Interface dataset entries:
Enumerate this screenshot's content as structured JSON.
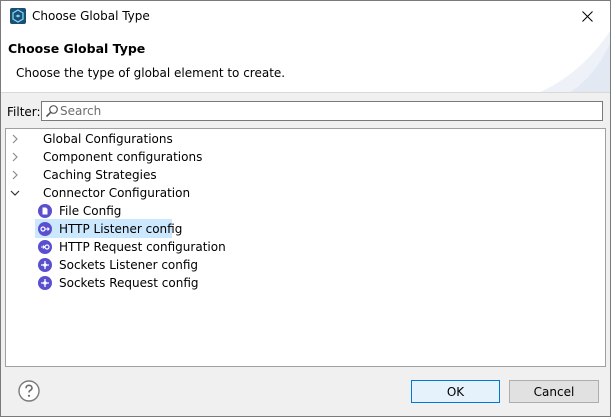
{
  "window": {
    "title": "Choose Global Type"
  },
  "header": {
    "title": "Choose Global Type",
    "description": "Choose the type of global element to create."
  },
  "filter": {
    "label": "Filter:",
    "placeholder": "Search",
    "value": ""
  },
  "tree": {
    "categories": [
      {
        "label": "Global Configurations",
        "expanded": false
      },
      {
        "label": "Component configurations",
        "expanded": false
      },
      {
        "label": "Caching Strategies",
        "expanded": false
      },
      {
        "label": "Connector Configuration",
        "expanded": true,
        "children": [
          {
            "label": "File Config",
            "icon": "file-config-icon"
          },
          {
            "label": "HTTP Listener config",
            "icon": "http-listener-icon",
            "selected": true
          },
          {
            "label": "HTTP Request configuration",
            "icon": "http-request-icon"
          },
          {
            "label": "Sockets Listener config",
            "icon": "sockets-listener-icon"
          },
          {
            "label": "Sockets Request config",
            "icon": "sockets-request-icon"
          }
        ]
      }
    ]
  },
  "buttons": {
    "ok": "OK",
    "cancel": "Cancel"
  },
  "colors": {
    "accent": "#0078d7",
    "selection": "#cce8ff",
    "connector_icon": "#5a4fcf"
  }
}
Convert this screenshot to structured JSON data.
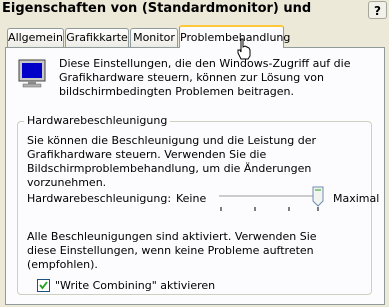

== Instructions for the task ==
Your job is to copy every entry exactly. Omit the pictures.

== Response ==
Enumerate this screenshot's content as structured JSON.
{
  "window": {
    "title": "Choose Global Type"
  },
  "header": {
    "title": "Choose Global Type",
    "description": "Choose the type of global element to create."
  },
  "filter": {
    "label": "Filter:",
    "placeholder": "Search",
    "value": ""
  },
  "tree": {
    "categories": [
      {
        "label": "Global Configurations",
        "expanded": false
      },
      {
        "label": "Component configurations",
        "expanded": false
      },
      {
        "label": "Caching Strategies",
        "expanded": false
      },
      {
        "label": "Connector Configuration",
        "expanded": true,
        "children": [
          {
            "label": "File Config",
            "icon": "file-config-icon"
          },
          {
            "label": "HTTP Listener config",
            "icon": "http-listener-icon",
            "selected": true
          },
          {
            "label": "HTTP Request configuration",
            "icon": "http-request-icon"
          },
          {
            "label": "Sockets Listener config",
            "icon": "sockets-listener-icon"
          },
          {
            "label": "Sockets Request config",
            "icon": "sockets-request-icon"
          }
        ]
      }
    ]
  },
  "buttons": {
    "ok": "OK",
    "cancel": "Cancel"
  },
  "colors": {
    "accent": "#0078d7",
    "selection": "#cce8ff",
    "connector_icon": "#5a4fcf"
  }
}
Convert this screenshot to structured JSON data.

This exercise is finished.